* **Task**:
What lines of the data below hold the string "your"? Copy each one.

* **Material shown**:
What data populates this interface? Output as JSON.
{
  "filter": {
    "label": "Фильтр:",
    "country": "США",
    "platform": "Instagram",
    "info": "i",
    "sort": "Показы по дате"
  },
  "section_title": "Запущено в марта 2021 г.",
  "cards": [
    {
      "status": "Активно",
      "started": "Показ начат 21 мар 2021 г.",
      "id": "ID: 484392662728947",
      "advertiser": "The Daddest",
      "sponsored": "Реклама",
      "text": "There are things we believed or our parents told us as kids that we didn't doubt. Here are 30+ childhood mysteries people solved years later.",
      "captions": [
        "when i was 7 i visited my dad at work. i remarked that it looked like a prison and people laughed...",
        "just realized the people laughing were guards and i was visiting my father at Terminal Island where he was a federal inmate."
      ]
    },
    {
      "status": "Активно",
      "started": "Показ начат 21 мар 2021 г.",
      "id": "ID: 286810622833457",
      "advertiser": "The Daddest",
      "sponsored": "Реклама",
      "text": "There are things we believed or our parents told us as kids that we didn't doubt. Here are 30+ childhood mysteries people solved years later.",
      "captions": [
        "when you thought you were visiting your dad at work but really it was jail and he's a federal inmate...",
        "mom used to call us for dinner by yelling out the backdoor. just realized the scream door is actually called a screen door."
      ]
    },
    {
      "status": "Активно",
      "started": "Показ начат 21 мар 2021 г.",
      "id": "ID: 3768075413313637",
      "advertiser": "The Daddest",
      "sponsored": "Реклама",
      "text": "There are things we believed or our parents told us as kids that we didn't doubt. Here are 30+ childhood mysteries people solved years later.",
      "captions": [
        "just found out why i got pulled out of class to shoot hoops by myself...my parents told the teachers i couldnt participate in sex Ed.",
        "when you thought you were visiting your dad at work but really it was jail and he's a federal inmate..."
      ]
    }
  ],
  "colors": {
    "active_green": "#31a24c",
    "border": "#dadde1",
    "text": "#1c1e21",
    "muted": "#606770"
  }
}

* **Solution below**:
        "when you thought you were visiting your dad at work but really it was jail and he's a federal inmate...",
        "when you thought you were visiting your dad at work but really it was jail and he's a federal inmate..."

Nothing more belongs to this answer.